The InvisibleEar, created by biomedical communicator Andréa Zariwny, hits the mark of being both cool and useful. It's the result of Zariwny's student project at the University of Toronto's Biomedical Communications program, and was created in part by taking a micro-CT scan of an actual human petrous temporal bone.
After downloading the app, Invisible Ear works by the tablet or smartphone's camera recognizing a printed symbol, called a glyph, or a 3D printed model of the petrous bone; both available at Zariwny's site.
Then you can see the augmented ear on screen and manipulate it in a variety of ways:
Drag a slider to change the transparency of the bone to reveal what is hidden underneath! Push one button to view all the internal space, and another to view only the bony labyrinth that contains the cochlea and the semicircular canal.

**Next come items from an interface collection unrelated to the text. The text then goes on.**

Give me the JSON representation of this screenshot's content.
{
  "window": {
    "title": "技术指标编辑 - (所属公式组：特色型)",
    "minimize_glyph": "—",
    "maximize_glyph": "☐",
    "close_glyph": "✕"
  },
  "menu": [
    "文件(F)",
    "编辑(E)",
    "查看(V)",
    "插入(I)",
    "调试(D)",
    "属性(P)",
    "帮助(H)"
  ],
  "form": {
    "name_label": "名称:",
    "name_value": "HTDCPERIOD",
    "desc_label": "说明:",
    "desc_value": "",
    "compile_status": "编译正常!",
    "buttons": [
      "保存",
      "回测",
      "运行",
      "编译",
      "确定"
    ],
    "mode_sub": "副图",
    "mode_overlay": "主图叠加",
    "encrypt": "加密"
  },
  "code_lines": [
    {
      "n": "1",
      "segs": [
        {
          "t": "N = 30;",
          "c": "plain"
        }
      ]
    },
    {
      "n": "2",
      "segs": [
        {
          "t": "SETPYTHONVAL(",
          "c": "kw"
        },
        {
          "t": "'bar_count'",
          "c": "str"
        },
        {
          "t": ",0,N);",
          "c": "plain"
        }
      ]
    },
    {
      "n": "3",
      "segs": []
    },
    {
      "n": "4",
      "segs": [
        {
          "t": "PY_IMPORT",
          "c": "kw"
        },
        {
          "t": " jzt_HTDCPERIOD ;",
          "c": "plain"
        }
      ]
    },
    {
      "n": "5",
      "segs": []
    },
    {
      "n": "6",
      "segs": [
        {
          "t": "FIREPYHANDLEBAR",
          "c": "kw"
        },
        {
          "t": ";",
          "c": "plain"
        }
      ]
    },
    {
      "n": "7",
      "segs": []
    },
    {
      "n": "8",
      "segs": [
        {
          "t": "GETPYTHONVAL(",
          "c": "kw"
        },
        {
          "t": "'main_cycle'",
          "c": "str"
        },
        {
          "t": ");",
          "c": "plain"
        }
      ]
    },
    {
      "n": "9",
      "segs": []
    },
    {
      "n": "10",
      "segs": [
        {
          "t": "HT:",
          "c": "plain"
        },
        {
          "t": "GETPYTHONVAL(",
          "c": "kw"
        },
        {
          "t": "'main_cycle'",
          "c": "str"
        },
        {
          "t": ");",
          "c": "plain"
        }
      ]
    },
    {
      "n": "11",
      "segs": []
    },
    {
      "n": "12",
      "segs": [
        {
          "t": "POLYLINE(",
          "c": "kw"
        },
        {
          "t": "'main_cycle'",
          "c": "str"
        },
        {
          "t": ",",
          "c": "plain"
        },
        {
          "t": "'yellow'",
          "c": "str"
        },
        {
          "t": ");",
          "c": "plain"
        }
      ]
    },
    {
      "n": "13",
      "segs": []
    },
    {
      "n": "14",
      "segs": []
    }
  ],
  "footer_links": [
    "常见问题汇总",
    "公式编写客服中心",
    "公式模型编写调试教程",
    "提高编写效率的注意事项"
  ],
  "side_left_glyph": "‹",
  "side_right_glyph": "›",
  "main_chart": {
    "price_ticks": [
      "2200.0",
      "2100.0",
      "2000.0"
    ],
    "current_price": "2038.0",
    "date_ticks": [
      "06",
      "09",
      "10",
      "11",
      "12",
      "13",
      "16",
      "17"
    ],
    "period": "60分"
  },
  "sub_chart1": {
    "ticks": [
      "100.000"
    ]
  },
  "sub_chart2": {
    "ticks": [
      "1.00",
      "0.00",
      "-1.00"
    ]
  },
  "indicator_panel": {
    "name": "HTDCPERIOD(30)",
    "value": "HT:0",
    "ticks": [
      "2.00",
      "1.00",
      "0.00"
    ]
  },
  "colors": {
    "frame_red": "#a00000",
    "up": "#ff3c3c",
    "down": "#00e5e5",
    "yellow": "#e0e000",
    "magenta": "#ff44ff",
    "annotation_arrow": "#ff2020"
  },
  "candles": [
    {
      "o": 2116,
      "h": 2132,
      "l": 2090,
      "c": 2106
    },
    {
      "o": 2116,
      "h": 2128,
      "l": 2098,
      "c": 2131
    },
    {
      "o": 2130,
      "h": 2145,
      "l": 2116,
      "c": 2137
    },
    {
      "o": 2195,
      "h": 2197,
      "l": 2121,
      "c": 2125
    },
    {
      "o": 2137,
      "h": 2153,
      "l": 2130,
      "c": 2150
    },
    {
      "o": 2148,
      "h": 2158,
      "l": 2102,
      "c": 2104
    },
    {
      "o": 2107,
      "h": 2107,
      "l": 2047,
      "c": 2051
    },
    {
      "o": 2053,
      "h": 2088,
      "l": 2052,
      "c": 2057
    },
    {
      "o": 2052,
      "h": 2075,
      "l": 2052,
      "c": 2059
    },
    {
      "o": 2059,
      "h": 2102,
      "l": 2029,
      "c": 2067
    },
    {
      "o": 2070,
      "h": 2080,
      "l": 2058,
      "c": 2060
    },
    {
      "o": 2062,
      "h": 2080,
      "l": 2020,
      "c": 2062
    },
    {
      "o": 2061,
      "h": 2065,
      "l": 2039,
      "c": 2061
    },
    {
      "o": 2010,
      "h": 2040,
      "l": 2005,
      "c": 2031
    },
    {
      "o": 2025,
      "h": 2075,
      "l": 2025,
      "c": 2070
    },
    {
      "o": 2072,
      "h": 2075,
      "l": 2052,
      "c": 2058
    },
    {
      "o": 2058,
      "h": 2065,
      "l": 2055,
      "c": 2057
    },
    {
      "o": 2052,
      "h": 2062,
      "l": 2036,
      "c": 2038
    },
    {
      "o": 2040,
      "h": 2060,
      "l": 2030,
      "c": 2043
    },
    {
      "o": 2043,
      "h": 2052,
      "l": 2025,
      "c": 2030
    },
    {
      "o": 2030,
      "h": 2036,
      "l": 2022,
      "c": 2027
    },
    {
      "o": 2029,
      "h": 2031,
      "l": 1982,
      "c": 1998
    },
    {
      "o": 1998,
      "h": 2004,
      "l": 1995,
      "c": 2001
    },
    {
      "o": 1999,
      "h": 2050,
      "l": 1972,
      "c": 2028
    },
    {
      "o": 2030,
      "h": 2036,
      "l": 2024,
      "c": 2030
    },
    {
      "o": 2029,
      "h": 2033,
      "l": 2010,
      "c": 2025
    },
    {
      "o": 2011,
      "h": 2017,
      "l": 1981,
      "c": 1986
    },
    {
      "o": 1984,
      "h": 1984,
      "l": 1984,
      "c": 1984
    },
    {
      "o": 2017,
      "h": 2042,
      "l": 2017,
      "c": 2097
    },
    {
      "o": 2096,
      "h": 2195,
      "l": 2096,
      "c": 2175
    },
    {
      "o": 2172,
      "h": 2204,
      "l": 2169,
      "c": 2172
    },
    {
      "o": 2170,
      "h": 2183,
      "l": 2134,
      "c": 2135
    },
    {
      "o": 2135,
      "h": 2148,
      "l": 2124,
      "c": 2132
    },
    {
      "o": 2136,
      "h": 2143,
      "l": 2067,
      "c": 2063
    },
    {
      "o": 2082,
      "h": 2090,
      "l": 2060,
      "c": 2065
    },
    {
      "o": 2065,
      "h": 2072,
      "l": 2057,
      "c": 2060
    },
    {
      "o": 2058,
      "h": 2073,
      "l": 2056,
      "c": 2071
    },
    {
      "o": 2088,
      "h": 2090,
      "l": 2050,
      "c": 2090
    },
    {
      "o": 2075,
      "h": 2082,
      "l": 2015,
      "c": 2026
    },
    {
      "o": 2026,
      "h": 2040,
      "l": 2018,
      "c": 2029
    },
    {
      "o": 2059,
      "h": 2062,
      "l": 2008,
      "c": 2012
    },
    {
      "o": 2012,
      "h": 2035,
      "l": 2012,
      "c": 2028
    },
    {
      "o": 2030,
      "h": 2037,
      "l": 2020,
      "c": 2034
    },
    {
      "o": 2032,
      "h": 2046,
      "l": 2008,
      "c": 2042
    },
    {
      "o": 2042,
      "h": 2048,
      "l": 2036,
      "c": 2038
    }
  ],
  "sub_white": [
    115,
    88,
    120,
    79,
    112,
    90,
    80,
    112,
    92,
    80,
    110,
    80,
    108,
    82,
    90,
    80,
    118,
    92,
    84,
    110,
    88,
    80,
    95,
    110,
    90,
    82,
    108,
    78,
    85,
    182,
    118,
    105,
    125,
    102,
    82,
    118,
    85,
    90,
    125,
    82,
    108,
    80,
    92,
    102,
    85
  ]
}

Until September 9th, you can vote for InvisibleEar in Qualcomm's Vuforia 2015 Unity Developer's Choice Awards. Andréa Zariwny has spoken about the benefits of augmented reality learning at a number of conferences, and lists papers on her site to back up this idea of visual-haptic learning. The graphics in InvisibleEar are no mere glowy-outline the way AR is often depicted in movies. As a learning tool AR needs to be clearer than glowing blueprints we see in Hollywood, and have a sense of solidity and presence. As I said, InvisibleEar hits the mark in being both cool and useful, and Zariwny has created an impressive tool: Tony Stark could learn something here.
- InvisibleEar in the Apple App Store
- Vote for InvisibleEar in the Vuforia 2015 Unity Developer's Choice Awards
(Disclosure: Andréa Zariwny and I, the author, both work at INVIVO Communications now: I first became aware of Zariwny's work back when I created a Science Art Feed on the now defunct FriendFeed. This post is not an ad for INVIVO; Zariwny's InvisibleEar is her own project under her ownership.)